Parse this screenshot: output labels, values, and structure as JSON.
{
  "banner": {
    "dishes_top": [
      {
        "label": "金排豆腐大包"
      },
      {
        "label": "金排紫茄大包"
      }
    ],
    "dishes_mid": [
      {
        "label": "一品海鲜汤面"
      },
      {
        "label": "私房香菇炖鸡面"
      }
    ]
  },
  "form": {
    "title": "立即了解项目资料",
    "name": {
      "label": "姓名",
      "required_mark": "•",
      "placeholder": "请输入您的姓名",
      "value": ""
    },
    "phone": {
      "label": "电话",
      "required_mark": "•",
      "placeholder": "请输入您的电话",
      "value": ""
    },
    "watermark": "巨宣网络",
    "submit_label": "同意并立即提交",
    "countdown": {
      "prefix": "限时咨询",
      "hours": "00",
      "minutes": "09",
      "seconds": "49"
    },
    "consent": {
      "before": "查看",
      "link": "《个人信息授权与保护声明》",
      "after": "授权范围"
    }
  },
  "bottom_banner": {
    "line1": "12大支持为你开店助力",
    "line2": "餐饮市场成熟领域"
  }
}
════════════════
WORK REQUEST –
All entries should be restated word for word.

FINISHED EXERCISE –
Parse this screenshot: output labels, values, and structure as JSON.
{
  "banner": {
    "dishes_top": [
      {
        "label": "金排豆腐大包"
      },
      {
        "label": "金排紫茄大包"
      }
    ],
    "dishes_mid": [
      {
        "label": "一品海鲜汤面"
      },
      {
        "label": "私房香菇炖鸡面"
      }
    ]
  },
  "form": {
    "title": "立即了解项目资料",
    "name": {
      "label": "姓名",
      "required_mark": "•",
      "placeholder": "请输入您的姓名",
      "value": ""
    },
    "phone": {
      "label": "电话",
      "required_mark": "•",
      "placeholder": "请输入您的电话",
      "value": ""
    },
    "watermark": "巨宣网络",
    "submit_label": "同意并立即提交",
    "countdown": {
      "prefix": "限时咨询",
      "hours": "00",
      "minutes": "09",
      "seconds": "49"
    },
    "consent": {
      "before": "查看",
      "link": "《个人信息授权与保护声明》",
      "after": "授权范围"
    }
  },
  "bottom_banner": {
    "line1": "12大支持为你开店助力",
    "line2": "餐饮市场成熟领域"
  }
}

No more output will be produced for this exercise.